    http://community.myfitnesspal.com/en/discussion/1080242/a-guide-to-get-you-started-on-your-path-to-sexypants

  • askfitnessblog93
    askfitnessblog93 Posts: 4 Member
    East less, change macros, get up early or go the to gym and nite - i do it. 6am fasted cardio, 8pm-10pm weight lifting, at desk you can do calf raises and abb movements can even do tricep dips if u wanted to
  • yusaku02
    yusaku02 Posts: 3,478 Member
    You eat less and move more. I was working in a cubicle for 55-60 hours per week when I lost 40 pounds. Just take a break at some point and run a 5k every day. It's a lot easier than it sounds.
  • bigorangemichael
    bigorangemichael Posts: 27 Member
    Another resource I've found is YouTube. There are some good workouts with trainers on there that you can stream to your TV or computer and use. I've got a Kindle Fire stick that allows me to stream on the YouTube app and I like to use a workout there when I can't make it to the gym. There are a variety of levels and you should find something there.
  • colors_fade
    colors_fade Posts: 468 Member
    sineadt84 wrote: »
    KatyP29 wrote: »

    But to all those who don't work in an office, please don't assume that because our jobs are not physically challenging we bounce home each day, the job itself can be very mentally draining and doesn't necessarily put you into an energetic mindset when you are finished for the day. At least in my experience.

    Agreed, I'd much rather be physically tired than mentally tired. I had much more energy finishing work after 8 hours running about than I do now!

    +1

    My job is more mentally demanding than any physical job I've ever had (and I was military).

    Mentally draining jobs can fatigue a person just as much as physical ones.

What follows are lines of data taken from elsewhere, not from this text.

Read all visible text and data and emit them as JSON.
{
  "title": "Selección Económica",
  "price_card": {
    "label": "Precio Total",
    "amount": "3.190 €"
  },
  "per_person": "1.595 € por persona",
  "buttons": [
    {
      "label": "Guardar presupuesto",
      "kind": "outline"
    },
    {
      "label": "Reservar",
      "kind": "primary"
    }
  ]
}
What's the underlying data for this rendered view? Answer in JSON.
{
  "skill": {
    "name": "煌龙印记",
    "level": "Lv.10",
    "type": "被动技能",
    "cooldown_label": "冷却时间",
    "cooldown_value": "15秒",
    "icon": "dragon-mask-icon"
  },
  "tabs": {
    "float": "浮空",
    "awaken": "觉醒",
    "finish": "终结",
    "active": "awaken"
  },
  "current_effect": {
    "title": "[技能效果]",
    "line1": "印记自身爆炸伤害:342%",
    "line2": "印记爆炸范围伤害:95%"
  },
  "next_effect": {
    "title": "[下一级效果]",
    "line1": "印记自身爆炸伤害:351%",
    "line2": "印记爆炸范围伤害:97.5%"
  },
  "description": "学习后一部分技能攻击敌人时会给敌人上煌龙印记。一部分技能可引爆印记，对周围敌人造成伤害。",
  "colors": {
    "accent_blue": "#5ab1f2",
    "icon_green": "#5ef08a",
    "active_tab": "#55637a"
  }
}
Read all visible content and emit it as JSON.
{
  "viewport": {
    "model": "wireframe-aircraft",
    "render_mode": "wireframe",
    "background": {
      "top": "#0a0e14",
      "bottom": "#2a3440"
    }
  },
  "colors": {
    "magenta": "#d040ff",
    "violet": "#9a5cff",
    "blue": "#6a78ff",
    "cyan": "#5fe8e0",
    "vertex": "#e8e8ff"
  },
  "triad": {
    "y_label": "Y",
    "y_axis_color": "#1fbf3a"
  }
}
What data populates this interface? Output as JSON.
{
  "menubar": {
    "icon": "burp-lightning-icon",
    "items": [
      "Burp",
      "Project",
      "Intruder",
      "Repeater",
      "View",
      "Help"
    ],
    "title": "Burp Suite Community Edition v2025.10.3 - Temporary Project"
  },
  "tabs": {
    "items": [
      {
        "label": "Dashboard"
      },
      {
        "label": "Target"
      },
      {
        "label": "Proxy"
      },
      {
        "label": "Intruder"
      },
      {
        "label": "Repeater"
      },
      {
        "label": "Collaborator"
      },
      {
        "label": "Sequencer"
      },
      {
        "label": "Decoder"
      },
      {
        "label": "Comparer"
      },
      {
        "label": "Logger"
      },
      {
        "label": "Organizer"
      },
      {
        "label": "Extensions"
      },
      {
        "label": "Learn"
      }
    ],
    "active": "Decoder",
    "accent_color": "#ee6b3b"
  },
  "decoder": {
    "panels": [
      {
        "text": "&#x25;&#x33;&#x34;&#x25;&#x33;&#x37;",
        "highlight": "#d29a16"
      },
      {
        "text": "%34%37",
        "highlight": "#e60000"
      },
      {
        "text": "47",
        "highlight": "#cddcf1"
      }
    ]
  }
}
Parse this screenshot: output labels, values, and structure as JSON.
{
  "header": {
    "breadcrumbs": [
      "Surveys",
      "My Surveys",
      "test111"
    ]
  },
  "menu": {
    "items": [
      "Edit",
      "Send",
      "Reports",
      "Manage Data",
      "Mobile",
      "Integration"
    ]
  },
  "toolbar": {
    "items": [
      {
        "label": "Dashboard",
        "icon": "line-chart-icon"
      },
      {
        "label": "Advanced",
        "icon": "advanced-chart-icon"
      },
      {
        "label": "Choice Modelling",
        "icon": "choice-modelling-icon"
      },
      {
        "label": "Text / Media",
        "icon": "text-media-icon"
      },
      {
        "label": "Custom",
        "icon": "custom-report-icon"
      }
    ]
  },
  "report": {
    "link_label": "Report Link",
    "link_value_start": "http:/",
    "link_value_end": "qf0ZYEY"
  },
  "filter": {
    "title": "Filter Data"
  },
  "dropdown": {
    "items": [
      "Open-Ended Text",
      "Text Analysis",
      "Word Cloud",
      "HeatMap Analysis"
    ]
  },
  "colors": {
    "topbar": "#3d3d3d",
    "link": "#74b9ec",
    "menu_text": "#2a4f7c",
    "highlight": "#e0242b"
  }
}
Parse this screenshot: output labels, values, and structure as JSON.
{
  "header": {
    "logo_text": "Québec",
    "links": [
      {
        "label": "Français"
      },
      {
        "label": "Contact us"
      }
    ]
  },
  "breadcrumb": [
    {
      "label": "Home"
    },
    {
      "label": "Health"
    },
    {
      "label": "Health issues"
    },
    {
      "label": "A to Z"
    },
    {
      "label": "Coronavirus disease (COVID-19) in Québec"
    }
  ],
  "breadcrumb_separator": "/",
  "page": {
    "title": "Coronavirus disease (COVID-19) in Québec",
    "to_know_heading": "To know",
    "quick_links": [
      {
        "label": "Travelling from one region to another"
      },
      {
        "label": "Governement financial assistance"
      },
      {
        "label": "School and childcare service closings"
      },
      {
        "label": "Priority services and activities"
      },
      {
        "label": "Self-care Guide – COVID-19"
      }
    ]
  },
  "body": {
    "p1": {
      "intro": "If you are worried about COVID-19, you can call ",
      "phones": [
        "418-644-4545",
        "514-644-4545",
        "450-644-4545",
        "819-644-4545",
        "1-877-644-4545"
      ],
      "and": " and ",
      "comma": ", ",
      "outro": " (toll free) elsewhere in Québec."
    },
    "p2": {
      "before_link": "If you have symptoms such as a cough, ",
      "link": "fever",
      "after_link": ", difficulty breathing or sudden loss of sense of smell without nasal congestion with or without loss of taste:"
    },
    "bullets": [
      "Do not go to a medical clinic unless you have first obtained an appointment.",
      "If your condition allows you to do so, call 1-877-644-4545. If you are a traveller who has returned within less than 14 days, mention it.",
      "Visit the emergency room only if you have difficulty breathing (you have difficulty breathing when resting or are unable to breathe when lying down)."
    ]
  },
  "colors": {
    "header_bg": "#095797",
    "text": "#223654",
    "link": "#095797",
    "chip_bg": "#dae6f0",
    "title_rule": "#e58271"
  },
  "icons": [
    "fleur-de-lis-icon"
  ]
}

    I feel for you folks who work in an office. I work from home; a nap does wonders for concentration and recharging the batteries in the afternoon. But very few workplaces allow naps.
  • QueenKristine77
    QueenKristine77 Posts: 67 Member
    I work 8-4, 5 days a week. I get up super early to make sure I get at least an hour of exercise in. Then i take a walk at lunch, anywhere from 20-60 minutes. I try to get up often during the day to stretch my legs and whatnot
  • impromark
    impromark Posts: 119 Member
    Definitely eat less. Drink more fluids - I drink a lot of tea and water. It'll make you head for the head more often, but good news - use that to move around and do something. I work on the 14th floor of a 22-floor building, and when nature calls, I use the bathroom up on 22 and then take the elevator back to the main floor, and climb back to my desk. I also eat at my desk and then take a quick walk around over lunch. Luckily my city has an enclosed system of bridges to get around downtown without going outside, and over the past three years at my current job I've explored darn near every public second floor hallway in the network. :)

    I also work out first thing in the morning... For me, it gives me energy and keeps me from wanting to nap when I was heavier. Still don't understand why, but I'm not complaining. Best of luck to you! Even those who are less sedentary at work still have challenges getting the RIGHT combination of work and food to get to their goals. Be patient, try a bunch of stuff out, and find what works for you.

    Mark